**YOUR OBJECTIVE:** Would you reproduce the whole listing exactly, minus its images?

**RECORDS:**
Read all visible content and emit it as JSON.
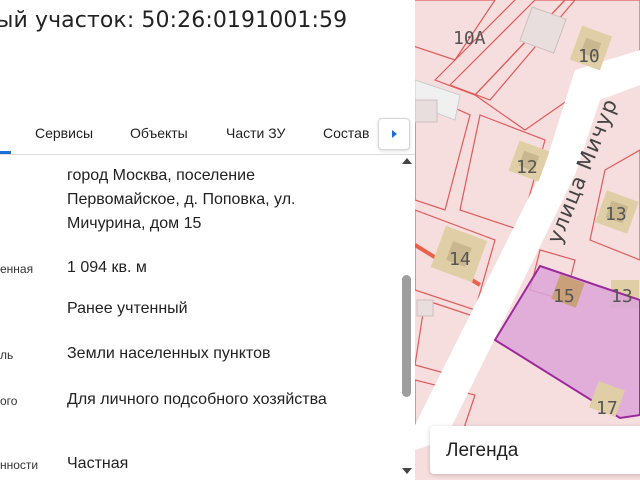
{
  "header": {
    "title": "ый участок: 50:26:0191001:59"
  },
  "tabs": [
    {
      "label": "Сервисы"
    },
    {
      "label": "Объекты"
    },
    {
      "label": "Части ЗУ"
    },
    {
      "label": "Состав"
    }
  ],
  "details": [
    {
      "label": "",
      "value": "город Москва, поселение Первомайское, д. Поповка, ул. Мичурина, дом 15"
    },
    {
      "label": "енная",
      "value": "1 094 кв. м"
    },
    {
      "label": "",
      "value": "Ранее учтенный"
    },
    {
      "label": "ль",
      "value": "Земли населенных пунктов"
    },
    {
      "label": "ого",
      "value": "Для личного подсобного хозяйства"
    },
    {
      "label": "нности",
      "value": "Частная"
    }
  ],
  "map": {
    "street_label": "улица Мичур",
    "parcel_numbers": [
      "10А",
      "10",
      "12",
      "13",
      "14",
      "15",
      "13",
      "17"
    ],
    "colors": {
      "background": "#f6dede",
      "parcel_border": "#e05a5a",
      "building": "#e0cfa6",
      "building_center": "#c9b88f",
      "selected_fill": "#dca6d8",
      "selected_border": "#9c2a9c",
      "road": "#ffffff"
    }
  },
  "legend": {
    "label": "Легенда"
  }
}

**WRITTEN ANSWER:**
Read all visible content and emit it as JSON.
{
  "header": {
    "title": "ый участок: 50:26:0191001:59"
  },
  "tabs": [
    {
      "label": "Сервисы"
    },
    {
      "label": "Объекты"
    },
    {
      "label": "Части ЗУ"
    },
    {
      "label": "Состав"
    }
  ],
  "details": [
    {
      "label": "",
      "value": "город Москва, поселение Первомайское, д. Поповка, ул. Мичурина, дом 15"
    },
    {
      "label": "енная",
      "value": "1 094 кв. м"
    },
    {
      "label": "",
      "value": "Ранее учтенный"
    },
    {
      "label": "ль",
      "value": "Земли населенных пунктов"
    },
    {
      "label": "ого",
      "value": "Для личного подсобного хозяйства"
    },
    {
      "label": "нности",
      "value": "Частная"
    }
  ],
  "map": {
    "street_label": "улица Мичур",
    "parcel_numbers": [
      "10А",
      "10",
      "12",
      "13",
      "14",
      "15",
      "13",
      "17"
    ],
    "colors": {
      "background": "#f6dede",
      "parcel_border": "#e05a5a",
      "building": "#e0cfa6",
      "building_center": "#c9b88f",
      "selected_fill": "#dca6d8",
      "selected_border": "#9c2a9c",
      "road": "#ffffff"
    }
  },
  "legend": {
    "label": "Легенда"
  }
}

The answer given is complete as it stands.